Required work: Where in the entries below does "JSON" appear? Copy every line that has it.

Stored data:

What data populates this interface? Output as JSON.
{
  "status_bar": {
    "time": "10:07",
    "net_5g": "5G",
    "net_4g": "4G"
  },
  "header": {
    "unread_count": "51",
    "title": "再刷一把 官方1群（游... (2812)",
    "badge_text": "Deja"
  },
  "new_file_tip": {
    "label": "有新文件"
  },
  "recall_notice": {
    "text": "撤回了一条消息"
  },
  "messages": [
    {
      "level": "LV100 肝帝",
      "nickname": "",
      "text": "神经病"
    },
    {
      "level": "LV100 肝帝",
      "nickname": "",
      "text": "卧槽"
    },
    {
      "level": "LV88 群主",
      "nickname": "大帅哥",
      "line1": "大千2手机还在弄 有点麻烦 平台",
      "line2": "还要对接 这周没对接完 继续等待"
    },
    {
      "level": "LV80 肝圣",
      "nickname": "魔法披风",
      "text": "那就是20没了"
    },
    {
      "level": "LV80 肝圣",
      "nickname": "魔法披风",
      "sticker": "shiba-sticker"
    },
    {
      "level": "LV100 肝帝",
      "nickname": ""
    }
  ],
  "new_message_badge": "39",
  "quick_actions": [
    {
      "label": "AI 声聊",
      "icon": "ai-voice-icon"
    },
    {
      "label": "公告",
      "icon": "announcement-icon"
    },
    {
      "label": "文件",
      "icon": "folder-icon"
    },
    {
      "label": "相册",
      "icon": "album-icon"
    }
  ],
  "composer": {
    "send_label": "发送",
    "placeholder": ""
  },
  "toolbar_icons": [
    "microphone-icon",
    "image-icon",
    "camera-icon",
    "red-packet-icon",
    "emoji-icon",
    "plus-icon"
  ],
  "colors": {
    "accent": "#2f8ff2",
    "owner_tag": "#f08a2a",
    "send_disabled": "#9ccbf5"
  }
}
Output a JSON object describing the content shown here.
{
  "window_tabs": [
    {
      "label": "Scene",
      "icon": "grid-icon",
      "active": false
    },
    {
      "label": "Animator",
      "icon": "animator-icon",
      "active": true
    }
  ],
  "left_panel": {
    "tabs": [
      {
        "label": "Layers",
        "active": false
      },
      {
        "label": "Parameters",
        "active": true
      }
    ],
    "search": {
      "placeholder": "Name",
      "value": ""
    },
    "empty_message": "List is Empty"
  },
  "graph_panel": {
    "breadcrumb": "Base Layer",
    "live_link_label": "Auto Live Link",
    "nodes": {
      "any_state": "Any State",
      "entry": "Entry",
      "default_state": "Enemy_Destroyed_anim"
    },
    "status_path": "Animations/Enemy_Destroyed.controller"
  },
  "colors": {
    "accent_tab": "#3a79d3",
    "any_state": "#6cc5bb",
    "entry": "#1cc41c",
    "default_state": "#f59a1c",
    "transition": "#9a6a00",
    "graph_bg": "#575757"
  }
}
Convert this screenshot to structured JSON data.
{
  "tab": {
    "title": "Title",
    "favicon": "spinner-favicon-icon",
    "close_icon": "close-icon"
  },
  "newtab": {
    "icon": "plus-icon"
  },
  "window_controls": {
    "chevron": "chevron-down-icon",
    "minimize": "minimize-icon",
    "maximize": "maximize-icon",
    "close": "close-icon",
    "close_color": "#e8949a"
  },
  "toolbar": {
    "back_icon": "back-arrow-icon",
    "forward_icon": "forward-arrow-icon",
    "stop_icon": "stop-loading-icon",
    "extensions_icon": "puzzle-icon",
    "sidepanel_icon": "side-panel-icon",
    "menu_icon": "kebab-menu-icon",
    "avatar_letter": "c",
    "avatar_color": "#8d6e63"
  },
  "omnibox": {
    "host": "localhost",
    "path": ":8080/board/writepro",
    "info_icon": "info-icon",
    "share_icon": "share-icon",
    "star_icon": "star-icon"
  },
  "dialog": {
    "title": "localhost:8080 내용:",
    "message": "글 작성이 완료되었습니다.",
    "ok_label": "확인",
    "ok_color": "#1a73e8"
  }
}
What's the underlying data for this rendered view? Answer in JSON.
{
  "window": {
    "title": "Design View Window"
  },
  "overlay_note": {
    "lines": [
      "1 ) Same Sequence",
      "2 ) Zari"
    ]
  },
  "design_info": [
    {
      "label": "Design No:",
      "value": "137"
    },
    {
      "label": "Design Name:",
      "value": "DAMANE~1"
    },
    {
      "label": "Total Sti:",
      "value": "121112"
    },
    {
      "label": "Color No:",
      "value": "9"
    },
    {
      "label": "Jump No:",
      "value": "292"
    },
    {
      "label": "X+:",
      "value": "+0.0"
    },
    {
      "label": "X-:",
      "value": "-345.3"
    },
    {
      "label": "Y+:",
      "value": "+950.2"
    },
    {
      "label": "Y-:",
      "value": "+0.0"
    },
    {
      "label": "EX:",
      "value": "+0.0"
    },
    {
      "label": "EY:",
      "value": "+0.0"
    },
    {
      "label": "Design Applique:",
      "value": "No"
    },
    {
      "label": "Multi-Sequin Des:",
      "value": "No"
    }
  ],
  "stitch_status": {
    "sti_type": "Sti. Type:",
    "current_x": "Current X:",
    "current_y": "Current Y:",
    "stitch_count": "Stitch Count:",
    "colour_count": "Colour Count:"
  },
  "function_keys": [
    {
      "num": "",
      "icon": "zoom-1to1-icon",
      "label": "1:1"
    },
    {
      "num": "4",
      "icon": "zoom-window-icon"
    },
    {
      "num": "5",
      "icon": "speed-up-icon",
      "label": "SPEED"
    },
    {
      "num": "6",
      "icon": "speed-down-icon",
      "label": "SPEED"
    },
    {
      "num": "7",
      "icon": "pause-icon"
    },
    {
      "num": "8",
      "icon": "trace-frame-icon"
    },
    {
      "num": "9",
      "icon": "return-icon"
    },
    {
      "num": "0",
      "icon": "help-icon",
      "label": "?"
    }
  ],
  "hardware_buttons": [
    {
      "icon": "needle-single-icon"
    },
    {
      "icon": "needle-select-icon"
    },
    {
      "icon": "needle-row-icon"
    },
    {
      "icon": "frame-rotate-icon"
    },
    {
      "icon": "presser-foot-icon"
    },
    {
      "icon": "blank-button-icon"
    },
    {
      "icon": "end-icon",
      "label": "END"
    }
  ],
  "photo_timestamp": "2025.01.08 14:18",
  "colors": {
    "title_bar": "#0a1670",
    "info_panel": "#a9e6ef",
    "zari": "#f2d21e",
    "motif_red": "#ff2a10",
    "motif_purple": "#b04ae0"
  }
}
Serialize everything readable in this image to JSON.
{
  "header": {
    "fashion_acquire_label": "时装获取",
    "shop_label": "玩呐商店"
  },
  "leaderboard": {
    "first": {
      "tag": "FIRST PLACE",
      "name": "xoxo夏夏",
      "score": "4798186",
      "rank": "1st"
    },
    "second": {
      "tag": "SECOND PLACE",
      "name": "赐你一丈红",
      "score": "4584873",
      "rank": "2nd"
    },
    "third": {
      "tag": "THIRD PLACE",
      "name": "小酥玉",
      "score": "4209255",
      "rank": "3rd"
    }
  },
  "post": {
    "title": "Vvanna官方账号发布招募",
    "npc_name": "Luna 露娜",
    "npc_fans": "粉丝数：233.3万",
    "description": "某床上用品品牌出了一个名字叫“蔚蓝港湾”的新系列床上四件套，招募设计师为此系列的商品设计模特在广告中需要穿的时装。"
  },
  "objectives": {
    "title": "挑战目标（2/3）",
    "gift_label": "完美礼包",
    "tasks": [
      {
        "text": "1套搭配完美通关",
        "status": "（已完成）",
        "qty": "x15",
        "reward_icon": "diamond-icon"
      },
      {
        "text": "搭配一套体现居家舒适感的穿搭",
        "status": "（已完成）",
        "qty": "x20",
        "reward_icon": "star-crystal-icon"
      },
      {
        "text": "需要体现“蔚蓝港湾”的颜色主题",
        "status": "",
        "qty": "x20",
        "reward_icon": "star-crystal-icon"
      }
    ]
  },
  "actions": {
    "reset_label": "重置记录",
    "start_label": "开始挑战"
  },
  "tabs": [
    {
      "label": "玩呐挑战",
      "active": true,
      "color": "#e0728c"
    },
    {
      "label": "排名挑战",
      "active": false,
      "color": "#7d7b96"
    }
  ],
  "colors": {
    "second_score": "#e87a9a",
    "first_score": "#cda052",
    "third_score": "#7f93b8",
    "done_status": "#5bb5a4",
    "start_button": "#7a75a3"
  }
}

Expected output:
What data populates this interface? Output as JSON.
Output a JSON object describing the content shown here.
Convert this screenshot to structured JSON data.
What's the underlying data for this rendered view? Answer in JSON.
Serialize everything readable in this image to JSON.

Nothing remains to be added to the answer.